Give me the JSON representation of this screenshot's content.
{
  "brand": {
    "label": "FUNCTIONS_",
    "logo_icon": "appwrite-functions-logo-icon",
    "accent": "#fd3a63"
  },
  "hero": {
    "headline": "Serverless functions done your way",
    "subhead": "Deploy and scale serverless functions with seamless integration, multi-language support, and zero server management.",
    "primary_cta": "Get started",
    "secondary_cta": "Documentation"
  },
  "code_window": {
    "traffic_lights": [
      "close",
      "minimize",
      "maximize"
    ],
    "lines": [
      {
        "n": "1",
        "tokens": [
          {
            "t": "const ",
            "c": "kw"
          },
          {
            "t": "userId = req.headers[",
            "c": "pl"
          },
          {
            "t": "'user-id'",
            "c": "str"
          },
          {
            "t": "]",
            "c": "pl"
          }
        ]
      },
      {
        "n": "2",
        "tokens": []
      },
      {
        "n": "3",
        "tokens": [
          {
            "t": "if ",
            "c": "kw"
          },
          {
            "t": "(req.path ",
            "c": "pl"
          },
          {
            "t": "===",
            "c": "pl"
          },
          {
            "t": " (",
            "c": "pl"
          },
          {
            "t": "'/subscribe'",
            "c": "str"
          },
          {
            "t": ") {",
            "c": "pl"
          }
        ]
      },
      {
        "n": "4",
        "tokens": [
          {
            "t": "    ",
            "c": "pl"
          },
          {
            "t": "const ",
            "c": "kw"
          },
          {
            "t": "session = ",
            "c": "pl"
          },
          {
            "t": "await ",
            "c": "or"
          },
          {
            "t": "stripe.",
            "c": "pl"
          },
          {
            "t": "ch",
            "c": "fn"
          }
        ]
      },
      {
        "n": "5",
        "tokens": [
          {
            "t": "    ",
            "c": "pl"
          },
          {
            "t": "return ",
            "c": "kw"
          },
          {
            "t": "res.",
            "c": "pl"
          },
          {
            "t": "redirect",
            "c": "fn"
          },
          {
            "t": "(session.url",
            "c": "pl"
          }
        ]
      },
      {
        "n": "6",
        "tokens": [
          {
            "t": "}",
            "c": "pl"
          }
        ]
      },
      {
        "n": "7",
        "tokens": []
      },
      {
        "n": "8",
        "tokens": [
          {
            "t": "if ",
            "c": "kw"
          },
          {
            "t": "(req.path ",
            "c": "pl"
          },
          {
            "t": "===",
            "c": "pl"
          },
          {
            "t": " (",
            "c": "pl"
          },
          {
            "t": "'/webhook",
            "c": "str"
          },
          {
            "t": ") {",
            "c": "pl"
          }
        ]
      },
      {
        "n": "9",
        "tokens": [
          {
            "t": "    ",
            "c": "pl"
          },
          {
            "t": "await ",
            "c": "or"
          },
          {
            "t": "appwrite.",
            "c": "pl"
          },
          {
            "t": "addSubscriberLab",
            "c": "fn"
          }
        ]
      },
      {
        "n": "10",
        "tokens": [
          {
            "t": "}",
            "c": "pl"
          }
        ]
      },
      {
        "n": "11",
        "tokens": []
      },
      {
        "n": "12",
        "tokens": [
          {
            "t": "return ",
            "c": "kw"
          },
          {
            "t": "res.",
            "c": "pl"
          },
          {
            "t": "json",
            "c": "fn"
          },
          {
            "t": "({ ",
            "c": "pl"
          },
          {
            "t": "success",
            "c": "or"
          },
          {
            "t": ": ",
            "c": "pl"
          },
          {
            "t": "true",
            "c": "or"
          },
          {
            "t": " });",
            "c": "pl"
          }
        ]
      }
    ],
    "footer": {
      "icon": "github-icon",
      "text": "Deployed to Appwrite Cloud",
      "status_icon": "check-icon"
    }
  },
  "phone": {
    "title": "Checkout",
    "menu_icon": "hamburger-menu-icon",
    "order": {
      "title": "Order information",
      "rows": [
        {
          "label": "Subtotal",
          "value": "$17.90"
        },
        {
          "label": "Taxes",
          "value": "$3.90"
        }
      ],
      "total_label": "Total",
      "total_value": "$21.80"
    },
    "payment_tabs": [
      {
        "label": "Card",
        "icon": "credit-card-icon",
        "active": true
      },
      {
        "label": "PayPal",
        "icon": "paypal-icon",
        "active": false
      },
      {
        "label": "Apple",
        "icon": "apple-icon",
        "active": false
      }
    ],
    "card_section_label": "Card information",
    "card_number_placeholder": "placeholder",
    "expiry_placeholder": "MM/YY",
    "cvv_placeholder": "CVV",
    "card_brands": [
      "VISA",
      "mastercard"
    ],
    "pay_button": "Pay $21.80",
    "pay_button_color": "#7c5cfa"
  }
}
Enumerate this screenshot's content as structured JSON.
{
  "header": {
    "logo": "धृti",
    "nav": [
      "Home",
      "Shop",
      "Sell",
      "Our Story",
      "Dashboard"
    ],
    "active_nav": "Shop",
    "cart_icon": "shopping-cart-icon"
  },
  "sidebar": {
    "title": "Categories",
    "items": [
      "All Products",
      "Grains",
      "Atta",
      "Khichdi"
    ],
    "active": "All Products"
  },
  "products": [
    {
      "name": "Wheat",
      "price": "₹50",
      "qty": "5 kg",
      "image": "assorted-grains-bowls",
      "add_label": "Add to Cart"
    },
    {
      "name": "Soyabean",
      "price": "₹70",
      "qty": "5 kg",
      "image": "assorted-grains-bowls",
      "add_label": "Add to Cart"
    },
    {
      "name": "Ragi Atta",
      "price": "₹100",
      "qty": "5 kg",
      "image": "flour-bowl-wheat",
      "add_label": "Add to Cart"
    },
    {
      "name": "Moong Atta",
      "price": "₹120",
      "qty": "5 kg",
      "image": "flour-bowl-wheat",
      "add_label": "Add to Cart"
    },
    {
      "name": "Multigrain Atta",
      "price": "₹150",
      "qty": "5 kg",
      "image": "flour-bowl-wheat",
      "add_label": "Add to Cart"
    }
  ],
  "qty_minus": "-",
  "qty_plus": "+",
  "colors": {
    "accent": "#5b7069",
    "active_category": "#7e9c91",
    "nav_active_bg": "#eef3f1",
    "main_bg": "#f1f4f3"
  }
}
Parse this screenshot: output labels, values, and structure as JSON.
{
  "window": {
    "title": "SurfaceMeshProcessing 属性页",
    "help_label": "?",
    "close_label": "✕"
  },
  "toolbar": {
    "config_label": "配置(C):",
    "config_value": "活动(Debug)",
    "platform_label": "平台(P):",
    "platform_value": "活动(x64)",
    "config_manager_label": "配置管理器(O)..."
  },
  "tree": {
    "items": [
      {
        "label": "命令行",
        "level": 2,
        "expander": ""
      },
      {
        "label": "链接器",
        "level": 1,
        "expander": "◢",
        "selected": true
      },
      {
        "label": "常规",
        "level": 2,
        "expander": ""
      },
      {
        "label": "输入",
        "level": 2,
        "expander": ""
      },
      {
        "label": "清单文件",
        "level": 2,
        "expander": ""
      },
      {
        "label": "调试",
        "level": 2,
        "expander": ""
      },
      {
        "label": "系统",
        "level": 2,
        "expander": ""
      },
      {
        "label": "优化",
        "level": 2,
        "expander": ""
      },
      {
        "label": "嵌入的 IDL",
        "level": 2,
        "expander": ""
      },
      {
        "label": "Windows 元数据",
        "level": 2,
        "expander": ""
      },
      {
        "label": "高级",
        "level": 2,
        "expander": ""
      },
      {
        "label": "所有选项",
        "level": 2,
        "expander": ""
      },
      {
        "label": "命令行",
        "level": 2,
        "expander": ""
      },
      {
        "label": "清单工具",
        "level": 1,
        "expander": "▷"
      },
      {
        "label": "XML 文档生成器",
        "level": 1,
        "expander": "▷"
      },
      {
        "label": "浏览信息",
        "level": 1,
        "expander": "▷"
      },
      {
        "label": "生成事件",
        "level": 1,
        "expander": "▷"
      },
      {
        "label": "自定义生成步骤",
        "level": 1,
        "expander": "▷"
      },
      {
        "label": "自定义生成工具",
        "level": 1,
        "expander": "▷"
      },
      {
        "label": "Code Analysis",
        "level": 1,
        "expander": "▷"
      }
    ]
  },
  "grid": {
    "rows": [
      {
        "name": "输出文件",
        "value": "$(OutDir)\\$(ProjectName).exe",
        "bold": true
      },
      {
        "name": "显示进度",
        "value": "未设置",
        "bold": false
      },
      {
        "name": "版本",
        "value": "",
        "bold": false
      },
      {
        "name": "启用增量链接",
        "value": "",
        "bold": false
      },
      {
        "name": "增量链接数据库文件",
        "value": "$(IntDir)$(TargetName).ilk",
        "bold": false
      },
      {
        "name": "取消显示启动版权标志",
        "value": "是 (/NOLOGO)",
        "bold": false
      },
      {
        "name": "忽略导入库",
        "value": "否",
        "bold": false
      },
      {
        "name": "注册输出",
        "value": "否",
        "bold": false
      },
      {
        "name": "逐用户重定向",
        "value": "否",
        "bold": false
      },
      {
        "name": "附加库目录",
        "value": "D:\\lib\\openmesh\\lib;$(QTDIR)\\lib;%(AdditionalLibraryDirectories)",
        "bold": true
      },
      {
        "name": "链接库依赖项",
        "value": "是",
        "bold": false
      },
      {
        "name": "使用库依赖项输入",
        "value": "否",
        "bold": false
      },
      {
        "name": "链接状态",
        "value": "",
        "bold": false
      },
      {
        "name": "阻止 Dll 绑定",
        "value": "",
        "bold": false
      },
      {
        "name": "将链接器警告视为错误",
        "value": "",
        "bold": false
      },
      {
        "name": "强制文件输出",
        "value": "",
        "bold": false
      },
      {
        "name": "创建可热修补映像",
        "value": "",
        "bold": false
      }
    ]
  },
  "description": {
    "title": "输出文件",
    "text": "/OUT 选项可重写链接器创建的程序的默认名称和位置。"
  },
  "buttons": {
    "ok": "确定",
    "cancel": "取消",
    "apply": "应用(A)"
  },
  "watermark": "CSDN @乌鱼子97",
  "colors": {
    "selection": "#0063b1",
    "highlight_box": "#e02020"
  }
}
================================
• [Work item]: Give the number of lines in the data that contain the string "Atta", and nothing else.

• [Exercise answer]: 4